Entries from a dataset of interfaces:
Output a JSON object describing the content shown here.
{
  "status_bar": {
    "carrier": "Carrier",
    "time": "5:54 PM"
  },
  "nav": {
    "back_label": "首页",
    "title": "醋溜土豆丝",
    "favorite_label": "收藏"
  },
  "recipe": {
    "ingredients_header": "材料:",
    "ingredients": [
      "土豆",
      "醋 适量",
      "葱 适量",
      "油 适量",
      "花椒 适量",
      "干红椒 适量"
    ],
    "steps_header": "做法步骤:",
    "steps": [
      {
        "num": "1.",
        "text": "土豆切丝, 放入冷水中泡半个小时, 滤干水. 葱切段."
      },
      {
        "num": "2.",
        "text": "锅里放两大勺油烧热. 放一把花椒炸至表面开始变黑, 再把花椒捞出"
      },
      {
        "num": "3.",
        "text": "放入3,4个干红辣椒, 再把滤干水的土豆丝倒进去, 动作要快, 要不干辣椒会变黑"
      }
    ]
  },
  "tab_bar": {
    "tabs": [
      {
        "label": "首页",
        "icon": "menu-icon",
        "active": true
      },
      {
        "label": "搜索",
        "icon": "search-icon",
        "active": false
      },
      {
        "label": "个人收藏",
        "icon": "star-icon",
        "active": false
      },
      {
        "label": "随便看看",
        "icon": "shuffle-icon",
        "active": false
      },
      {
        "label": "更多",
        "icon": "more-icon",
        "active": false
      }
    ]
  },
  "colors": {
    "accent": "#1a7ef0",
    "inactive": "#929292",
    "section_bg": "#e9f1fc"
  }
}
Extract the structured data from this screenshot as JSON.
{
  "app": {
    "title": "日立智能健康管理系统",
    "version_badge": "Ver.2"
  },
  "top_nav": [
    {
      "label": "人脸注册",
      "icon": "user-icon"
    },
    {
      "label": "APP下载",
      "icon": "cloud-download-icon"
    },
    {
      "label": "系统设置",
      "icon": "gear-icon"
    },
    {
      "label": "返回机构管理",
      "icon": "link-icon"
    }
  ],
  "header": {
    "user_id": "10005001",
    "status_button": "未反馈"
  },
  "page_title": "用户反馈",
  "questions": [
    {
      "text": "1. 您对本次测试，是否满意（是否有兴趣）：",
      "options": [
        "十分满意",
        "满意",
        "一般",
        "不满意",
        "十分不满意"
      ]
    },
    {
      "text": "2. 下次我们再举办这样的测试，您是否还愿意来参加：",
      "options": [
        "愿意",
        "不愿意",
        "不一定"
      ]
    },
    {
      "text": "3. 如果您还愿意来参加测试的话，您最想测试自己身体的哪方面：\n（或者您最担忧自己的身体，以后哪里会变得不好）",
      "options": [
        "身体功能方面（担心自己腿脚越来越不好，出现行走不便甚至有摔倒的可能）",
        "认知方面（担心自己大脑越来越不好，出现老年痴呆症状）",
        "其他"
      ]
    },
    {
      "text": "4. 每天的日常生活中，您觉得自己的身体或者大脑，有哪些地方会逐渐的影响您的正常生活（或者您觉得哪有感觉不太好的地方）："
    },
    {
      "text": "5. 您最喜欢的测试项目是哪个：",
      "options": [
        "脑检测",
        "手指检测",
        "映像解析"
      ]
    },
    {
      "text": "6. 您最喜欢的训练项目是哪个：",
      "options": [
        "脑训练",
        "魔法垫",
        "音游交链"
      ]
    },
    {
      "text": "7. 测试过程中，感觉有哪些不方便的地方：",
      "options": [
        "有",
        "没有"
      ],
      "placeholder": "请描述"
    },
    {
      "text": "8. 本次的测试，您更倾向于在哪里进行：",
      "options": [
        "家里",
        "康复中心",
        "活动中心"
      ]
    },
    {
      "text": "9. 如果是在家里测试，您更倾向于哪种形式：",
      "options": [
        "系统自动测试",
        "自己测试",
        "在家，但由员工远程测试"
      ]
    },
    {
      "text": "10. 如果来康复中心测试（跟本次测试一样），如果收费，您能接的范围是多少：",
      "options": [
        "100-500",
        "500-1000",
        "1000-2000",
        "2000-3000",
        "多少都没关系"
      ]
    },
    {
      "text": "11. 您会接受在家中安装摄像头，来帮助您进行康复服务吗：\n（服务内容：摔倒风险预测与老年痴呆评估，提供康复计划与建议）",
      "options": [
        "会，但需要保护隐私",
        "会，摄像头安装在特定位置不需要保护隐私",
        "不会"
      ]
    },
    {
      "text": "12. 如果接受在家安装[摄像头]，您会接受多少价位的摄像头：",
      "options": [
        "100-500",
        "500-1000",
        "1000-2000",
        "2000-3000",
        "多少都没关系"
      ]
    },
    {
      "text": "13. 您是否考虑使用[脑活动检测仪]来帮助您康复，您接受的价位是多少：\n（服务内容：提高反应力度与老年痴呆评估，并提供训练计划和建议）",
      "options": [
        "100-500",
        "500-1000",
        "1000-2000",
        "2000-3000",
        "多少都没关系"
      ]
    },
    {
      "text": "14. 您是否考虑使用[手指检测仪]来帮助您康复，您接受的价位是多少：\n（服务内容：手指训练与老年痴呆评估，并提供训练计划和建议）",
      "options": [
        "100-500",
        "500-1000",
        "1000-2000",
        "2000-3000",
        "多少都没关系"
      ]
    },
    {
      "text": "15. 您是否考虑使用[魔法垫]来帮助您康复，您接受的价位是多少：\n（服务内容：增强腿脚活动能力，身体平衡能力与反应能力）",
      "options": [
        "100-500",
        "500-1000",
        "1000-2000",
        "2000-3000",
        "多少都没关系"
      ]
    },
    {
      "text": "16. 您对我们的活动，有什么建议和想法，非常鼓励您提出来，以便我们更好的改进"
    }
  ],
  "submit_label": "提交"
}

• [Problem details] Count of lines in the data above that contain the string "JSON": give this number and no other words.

• [Task answer] 2